- The Minister was at pains to point out that there is no corruption in the Independent Power Producer Program.
- The assertion that Eskom incurs losses as a result of the Independent Power Producer programme is without foundation, misleading and false.
- Eskom is NOT borrowing money for buying the electricity generated by IPPs or for funding the construction of the IPPs.
- Without the contribution by the renewable energy IPPs, the current load shedding would be much worse.
- The 3 year delay in signing the PPAs created market uncertainty which South Africa cannot afford.
- Coal jobs are at risk in South Africa because of plant decommissioning, not as a result of the REIPP Programme.
- Big centralised power generation plants will disappear and replaced by distributed generation, mini-grids and batteries.
South Africa’s Energy Minister called a press conference this morning at Tshedimosetso House, Pretoria to laid down the facts and dispel any public discourse regarding the country’s Independent Power Producer Programme (IPP Programme). The Minister reaffirmed that the renewable energy programme is very successful, above board and plays a major role arresting the high negative impact of fossil fuel sources of energy such as oil and coal.
The Minister was at pains to point out that there is no corruption in the Independent Power Producer Program. “The Government has an established procurement office, the Independent Power Producers Office, under the direction and guidance of the Department of Energy and the National Treasury. This mechanism of procuring the Renewable Energy IPP programme is aligned with the Public Finance Management Act (PFMA),” he said.
“The tender process and the awarding of contracts are fair, open and transparent and the security around the evaluation process mitigates the risks of corruption and interference. The evaluation is conducted in a highly secured environment with video and voice recordings and by a multi-disciplinary team of independent external advisers in respect of legal, technical, financial and economic development disciplines. The evaluation reports are thereafter reviewed by independent reviewers for consistency. In addition, each evaluation process is subject to scrutiny and monitoring by a governance and compliance review team comprised of independent audit professionals”.
“All bidders, evaluation teams, review teams as well as governance audit specialists involved are required to complete extensive declarations of conflicts of interest. Bidders are also required to declare that no collusion took place in the preparation of their bids. If any collusion is found to have taken place, the bids will be disqualified”.
“The final consideration and approval of the Preferred Bidders is conducted by the Bid Adjudication Committee of the Department of Energy (DoE).”
The Minister also pointed out that “Nersa issues a licence to all IPPs based on full disclosure of information required, tariff and tariff escalation.
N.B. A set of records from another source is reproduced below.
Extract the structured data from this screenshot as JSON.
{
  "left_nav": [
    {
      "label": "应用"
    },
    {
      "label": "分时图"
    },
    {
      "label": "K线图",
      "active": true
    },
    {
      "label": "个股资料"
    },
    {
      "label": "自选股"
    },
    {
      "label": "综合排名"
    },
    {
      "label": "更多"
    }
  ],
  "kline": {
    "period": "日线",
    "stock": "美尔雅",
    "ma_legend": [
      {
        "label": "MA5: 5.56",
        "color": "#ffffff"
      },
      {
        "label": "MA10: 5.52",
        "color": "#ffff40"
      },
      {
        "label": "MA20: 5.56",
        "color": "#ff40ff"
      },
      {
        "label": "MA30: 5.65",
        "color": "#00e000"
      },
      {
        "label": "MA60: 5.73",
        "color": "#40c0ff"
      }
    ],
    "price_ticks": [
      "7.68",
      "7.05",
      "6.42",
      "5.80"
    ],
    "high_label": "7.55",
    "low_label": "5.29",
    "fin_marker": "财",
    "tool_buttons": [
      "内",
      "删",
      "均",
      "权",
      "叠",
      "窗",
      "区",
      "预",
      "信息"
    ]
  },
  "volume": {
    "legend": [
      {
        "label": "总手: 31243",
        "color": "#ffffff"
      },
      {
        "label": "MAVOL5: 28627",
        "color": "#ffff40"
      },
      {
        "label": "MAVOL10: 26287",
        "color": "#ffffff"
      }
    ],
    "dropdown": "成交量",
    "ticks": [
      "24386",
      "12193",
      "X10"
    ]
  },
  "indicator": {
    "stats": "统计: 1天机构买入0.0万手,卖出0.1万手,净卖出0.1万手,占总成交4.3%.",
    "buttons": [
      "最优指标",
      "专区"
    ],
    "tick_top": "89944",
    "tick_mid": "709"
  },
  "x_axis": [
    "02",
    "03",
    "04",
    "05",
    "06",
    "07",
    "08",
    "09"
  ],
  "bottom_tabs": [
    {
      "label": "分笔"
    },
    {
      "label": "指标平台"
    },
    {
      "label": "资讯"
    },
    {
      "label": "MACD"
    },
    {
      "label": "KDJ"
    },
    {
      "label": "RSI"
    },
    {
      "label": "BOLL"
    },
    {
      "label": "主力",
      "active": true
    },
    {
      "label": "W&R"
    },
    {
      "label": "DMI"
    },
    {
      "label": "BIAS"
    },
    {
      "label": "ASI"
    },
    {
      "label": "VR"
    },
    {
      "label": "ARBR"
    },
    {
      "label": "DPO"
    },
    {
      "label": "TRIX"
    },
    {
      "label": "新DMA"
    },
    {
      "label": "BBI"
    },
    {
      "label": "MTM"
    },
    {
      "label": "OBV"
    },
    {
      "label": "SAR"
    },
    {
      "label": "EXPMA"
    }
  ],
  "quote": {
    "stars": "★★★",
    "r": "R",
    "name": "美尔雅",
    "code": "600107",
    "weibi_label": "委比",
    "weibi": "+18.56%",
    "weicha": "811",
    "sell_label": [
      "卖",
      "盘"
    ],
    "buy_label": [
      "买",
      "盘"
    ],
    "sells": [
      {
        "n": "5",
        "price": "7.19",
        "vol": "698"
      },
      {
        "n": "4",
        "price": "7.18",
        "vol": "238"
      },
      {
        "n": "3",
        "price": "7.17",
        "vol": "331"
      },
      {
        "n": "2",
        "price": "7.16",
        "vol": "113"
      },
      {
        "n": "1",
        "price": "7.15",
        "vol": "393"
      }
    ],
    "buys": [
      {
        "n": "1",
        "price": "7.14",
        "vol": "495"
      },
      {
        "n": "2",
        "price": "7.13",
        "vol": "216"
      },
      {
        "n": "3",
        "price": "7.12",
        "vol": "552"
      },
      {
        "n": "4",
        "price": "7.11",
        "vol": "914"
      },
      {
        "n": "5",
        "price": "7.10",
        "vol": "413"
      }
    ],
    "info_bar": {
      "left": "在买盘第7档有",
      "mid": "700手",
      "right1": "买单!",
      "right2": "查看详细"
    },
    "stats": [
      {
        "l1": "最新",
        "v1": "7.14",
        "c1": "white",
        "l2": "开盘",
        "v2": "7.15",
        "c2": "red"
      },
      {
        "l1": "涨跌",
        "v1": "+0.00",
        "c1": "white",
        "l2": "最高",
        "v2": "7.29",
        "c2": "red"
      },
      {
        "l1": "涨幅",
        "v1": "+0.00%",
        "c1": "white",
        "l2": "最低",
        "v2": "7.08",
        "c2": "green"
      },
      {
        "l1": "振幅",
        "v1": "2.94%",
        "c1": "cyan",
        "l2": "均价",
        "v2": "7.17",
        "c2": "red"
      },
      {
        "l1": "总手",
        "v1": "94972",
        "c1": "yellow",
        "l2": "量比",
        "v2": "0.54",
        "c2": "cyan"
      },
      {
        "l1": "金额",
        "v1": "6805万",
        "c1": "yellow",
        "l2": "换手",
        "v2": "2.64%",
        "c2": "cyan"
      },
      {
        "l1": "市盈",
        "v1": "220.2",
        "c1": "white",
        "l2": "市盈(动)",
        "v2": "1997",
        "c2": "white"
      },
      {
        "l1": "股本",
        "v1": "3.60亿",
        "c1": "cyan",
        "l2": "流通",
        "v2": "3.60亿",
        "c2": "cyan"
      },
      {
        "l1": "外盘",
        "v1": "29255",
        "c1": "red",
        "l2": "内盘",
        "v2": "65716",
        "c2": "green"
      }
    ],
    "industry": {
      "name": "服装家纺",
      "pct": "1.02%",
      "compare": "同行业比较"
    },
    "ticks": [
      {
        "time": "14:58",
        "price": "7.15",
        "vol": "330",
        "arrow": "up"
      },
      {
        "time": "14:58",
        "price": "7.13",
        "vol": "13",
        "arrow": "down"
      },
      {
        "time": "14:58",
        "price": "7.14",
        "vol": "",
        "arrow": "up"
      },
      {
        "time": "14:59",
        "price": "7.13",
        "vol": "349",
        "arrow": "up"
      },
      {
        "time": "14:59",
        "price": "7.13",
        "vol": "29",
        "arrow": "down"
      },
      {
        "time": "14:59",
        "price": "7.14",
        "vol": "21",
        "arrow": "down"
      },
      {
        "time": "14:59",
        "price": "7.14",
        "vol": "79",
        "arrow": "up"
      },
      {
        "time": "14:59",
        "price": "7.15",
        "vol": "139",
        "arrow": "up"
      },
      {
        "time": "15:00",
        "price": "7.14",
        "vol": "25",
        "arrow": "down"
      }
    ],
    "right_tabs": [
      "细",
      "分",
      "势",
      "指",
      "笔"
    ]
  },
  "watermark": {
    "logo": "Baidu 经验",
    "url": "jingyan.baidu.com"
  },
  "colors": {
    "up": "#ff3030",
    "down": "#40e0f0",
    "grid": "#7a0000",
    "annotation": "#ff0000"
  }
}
A public participation process scrutinises the tariff before the licence is issued”.
He added that “It is true that the early renewable energy programmes were relatively higher in pricing however, successive bid window prices have consistently declined, especially steep falls recorded from wind and solar PV technologies. The renewable energy IPPs are cost neutral to Eskom as the cost is passed on to the consumer. Procurement through competitive bidding allows for the best available prices at the time”.
“Before Eskom signs the PPAs, the energy regulator, Nersa, will issue an approval for Eskom to enter into the PPAs and confirm in writing that Eskom will be allowed the full associated cost under the cost recovery mechanism. The assertion therefore that Eskom incurs losses as a result of the Independent Power Producer programme is without foundation, misleading and false. Since 2013, Eskom has not incurred a cent in buying electricity from the Independent Power Producers which they have not been able to recover through the tariff allowance”.
The minister also explained that coal jobs are at risk in South Africa, but this is not as a result of the REIPP programme. “Eskom has as early as in the IRP 2010 reported that it will be decommissioning some of the older coal-fired power stations which are reaching the end of their commercial and operational life. According to Eskom, by 2030, 13 000 MW of coal-fired capacity is scheduled for decommissioning”.
“Multi-sectoral interventions by government, labour unions and the private sector can be collectively implemented to reskill affected workers in the coal sector to align their capabilities to participate in industries surrounding their existing areas of work, in order to avoid relocation, while maintaining similar or improved income levels”.
“The REIPP Programme has in a short 8 year period, attracted R209.4 billion in committed private sector investment, resulting in much needed alleviation of fiscal pressure. Black South African equity shareholding in the REIPP Programme has progressively increased with each bidding round. The South African equity shareholding across Bid Window 1 to Bid Window 4 and Smalls Bid Windows 1 and 2 equates to 52% (R31.4 billion) of total equity (R60.9 billion), which is substantially more than the 40% requirement”.
The Minster also pointed out that South Africa’s REIPP Programme’s contribution to climate change objectives can also not be disputed with carbon emission reductions of 33.2 million tonnes (Mton) carbon dioxide (CO2) and water savings of 39.2 million kilolitres achieved by 31 December 2018.
Author: Bryan Groenendaal
Source: Eskom Media Desk